It was uncharacteristically sunny that October day in London last year.
As English actress Kate Winslet walked into the interview room at Mayfair Hotel, she groaned: "It's so hot! How are you even breathing?"
Despite her complaint about the weather and her status as one of the greatest actresses of this generation, the 38-year-old has her feet firmly on the ground.
She said: "The reason that I'm not blasé is because I don't live a life where I train my children to bring me a cup of tea in bed. I don't have a life where I have a person who lives in and does things for me.
"Just this morning I said to the lovely girl who did my make-up: "Do you ever have days where you go, 'Oh my God, I don't know what to cook anymore?' And she goes, 'Oh my God, you cook?'
"It is funny this notion people have that when you become famous, you suddenly stop doing normal things.
"I'm sure that some people do, but I would be so unhappy if I didn't."
Winslet's latest movie Labor Day opens here next Thursday. Promotional works for the movie were pushed forward to as early as October to accommodate a labour day of a different kind.
Winslet was heavily pregnant then. She gave birth to her son, Bear, in December.
Bear is her first child with third husband Ned Rocknroll. She has two other children, 13-year-old Mia and eight-year-old Joe, from her previous marriages to directors Jim Threapleton and Sam Mendes, respectively.
Labor Day revolves around depressed single mum Adele (Winslet) and her teenage son Henry (Gattlin Griffith), whose lives are forever changed after they offer an escaped convict (Josh Brolin) a ride.
It is adapted for the big screen by director-screenwriter Jason Reitman (Juno, Up In The Air, Thank You For Smoking), who confessed in a separate interview that he had written the role with Winslet in mind and waited more than a year for her to accept it.
She had been filming Roman Polanski's Carnage in March 2010 and needed a break before the next project.
Winslet admitted that her parenting experience with her daughter Mia helped her a lot for the role.

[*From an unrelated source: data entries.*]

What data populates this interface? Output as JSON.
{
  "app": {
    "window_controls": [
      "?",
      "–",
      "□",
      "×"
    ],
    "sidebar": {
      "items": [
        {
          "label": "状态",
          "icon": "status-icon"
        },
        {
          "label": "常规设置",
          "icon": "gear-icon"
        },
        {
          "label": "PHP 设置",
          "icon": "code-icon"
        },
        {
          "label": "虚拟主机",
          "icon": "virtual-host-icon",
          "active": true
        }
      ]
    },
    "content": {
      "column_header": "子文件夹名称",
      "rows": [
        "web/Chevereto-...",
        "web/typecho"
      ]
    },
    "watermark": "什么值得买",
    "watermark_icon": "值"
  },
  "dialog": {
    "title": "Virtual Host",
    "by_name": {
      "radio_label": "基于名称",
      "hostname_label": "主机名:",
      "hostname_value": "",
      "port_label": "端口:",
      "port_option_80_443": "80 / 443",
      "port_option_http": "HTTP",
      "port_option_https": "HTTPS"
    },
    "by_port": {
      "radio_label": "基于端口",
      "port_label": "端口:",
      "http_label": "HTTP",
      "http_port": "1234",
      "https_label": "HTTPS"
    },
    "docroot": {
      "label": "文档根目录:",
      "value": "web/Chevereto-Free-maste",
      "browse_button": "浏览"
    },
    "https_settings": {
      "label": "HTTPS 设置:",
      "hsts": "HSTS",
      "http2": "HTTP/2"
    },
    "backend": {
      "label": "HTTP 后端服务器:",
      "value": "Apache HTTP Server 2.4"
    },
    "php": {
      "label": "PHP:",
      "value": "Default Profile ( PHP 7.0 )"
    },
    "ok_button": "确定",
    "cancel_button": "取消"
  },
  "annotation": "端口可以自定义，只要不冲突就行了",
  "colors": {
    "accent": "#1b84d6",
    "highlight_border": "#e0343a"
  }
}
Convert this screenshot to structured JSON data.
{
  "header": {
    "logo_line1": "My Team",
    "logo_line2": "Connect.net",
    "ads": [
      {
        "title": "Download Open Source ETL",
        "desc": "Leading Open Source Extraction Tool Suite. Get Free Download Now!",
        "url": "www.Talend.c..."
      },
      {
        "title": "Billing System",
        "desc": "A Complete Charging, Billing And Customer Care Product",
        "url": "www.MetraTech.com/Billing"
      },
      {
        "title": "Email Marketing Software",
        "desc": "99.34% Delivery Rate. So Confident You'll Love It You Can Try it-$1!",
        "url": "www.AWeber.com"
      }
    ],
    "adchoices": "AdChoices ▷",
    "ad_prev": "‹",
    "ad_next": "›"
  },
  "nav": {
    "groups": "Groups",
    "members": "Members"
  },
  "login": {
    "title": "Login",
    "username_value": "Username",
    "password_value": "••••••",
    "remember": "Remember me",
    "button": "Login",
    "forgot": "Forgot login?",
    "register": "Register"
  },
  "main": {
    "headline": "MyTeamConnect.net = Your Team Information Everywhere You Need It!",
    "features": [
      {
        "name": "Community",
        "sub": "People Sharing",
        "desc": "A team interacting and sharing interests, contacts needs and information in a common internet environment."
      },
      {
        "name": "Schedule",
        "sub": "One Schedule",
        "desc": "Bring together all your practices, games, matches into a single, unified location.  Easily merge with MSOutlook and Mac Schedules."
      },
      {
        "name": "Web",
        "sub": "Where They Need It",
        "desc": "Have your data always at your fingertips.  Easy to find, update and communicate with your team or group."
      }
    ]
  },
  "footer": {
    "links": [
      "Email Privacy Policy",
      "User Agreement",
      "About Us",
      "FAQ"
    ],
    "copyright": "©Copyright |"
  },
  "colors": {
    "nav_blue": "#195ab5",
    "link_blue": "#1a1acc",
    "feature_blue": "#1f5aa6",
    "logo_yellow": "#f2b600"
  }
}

"The way of communicating is very familiar to me and I find my experience incredibly helpful," she said.
"When I was younger and was playing a parent before I became a parent myself, I would always find it quite frustrating. I would guess at things simply because I didn't know what it would feel like. I could imagine but didn't really know."
The six-time Oscar nominee grew up in a family of actors and began performing on British television when she was 13.
At the age of 22, she received her second Best Actress Oscar nomination for her role in James Cameron's Titanic, two years after earning a Best Supporting Actress Oscar nomination for Sense And Sensibility.
She finally won an Oscar in 2009 - Best Leading Actress for The Reader.
Despite her successes at a young age, she remains humble, attributing it to her family and her upbringing.
She said: "I think it's the reason that I have been able to remain sane. It's really exciting every year, there's someone new whom we talk about, someone exciting coming through and doing well.
"But you also hear horror stories, where you just think, 'God, who is looking after these people? Why are they seeming to lose their way?'
"If you think about someone like Miley Cyrus, I remember I said to my daughter the other day, 'I am this close to really opening my mouth about what's going on with that girl.' And Mia went, 'Mum, don't. Don't go in. Just don't!'"
When asked if she is glad to have gained fame before social media took off, Winslet agreed.
"It's really rough now for young actors and actresses, pop stars in particular. It's a nightmare, I mean they can't do anything," she said.
"Someone had to explain to me what Instagram is because I'm just not going anywhere near it. I don't need it, I don't need to feed it, I don't need to be fed by it.
"I think what's happening now is that we do live in a world where we have to be aware of all of this stuff. Unfortunately, it's feeding this young generation in a way that is beyond terrifying.
"So yeah, I'm very, very, very grateful that when it was happening to Leo (DiCaprio) and me, we didn't have this sort of cyber-chaos."
Get The New Paper for more stories.